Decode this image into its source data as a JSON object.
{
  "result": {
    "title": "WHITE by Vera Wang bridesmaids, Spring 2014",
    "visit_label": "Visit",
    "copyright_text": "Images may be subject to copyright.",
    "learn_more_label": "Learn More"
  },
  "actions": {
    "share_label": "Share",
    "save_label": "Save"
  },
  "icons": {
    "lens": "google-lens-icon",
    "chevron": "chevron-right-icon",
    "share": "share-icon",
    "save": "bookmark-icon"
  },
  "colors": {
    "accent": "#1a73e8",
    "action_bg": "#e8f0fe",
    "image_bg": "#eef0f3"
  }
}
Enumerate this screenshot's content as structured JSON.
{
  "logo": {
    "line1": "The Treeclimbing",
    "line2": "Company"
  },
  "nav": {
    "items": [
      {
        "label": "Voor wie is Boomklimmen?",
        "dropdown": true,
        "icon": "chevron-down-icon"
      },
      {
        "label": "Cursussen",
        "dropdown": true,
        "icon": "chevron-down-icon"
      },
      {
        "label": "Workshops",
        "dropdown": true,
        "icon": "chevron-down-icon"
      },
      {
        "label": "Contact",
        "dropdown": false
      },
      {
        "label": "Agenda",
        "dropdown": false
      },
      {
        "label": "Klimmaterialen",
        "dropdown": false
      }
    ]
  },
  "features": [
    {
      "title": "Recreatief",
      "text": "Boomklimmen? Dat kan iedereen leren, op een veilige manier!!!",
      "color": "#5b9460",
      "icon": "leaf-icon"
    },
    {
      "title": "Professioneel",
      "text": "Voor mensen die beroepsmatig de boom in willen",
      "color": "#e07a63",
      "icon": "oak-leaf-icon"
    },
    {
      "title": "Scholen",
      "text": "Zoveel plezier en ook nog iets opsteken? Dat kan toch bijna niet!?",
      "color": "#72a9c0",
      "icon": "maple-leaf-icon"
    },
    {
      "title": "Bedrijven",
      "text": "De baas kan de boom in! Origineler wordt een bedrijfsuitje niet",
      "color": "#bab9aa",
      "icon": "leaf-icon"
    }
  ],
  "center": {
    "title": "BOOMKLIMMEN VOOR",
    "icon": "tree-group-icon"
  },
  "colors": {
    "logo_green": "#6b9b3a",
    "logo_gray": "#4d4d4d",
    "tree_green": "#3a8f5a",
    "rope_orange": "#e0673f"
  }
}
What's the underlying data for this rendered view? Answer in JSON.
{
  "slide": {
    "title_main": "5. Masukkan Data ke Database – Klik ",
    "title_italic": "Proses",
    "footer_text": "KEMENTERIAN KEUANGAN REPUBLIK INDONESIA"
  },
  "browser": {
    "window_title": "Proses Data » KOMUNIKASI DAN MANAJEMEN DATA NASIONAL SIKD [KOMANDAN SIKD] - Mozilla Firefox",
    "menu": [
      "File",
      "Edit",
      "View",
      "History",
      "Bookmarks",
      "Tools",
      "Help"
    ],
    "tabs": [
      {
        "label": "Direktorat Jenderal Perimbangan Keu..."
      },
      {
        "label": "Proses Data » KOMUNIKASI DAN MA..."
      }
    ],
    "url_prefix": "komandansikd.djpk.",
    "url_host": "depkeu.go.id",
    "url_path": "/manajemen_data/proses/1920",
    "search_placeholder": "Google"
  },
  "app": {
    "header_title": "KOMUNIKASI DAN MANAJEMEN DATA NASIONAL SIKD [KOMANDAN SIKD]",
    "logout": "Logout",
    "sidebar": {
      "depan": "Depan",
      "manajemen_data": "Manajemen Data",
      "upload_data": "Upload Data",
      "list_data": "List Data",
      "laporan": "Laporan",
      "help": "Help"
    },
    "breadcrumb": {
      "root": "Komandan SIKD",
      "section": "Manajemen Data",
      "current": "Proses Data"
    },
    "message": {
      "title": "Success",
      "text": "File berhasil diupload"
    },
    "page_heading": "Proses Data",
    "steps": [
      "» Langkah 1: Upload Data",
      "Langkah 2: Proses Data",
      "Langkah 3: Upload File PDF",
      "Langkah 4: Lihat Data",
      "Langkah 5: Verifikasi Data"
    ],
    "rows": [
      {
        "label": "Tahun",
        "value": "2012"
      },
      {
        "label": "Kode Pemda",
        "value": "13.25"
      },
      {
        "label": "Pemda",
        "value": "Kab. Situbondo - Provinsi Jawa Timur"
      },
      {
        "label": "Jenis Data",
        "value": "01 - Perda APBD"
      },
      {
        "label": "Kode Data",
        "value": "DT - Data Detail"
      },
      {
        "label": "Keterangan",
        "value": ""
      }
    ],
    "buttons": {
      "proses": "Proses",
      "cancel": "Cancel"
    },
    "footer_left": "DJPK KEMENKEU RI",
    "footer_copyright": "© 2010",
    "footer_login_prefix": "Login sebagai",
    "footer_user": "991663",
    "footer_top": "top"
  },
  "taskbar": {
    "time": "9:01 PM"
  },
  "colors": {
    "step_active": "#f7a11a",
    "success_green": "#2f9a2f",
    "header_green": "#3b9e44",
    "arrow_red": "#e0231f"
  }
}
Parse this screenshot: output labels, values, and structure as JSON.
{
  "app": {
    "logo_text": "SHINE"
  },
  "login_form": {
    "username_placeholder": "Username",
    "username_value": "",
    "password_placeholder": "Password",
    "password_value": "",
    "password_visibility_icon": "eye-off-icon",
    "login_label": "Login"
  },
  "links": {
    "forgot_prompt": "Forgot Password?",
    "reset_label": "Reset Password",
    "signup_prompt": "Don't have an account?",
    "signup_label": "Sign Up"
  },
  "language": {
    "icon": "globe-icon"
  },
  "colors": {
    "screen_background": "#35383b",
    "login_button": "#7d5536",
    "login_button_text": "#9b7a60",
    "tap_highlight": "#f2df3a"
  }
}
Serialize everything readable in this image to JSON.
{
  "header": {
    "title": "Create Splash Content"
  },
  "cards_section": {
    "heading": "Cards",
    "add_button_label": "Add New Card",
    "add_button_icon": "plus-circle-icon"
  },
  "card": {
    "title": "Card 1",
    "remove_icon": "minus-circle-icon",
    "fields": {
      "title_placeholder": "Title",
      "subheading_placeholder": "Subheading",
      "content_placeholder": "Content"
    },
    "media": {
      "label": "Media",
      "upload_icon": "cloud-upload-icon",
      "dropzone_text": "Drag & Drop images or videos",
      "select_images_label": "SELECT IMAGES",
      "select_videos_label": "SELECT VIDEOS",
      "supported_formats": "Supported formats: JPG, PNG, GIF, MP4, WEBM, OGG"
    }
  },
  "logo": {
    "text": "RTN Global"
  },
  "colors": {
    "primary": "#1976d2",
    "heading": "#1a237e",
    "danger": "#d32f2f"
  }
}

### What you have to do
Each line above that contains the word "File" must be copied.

### Solution for this exercise
      "File",
      "text": "File berhasil diupload"
      "Langkah 3: Upload File PDF",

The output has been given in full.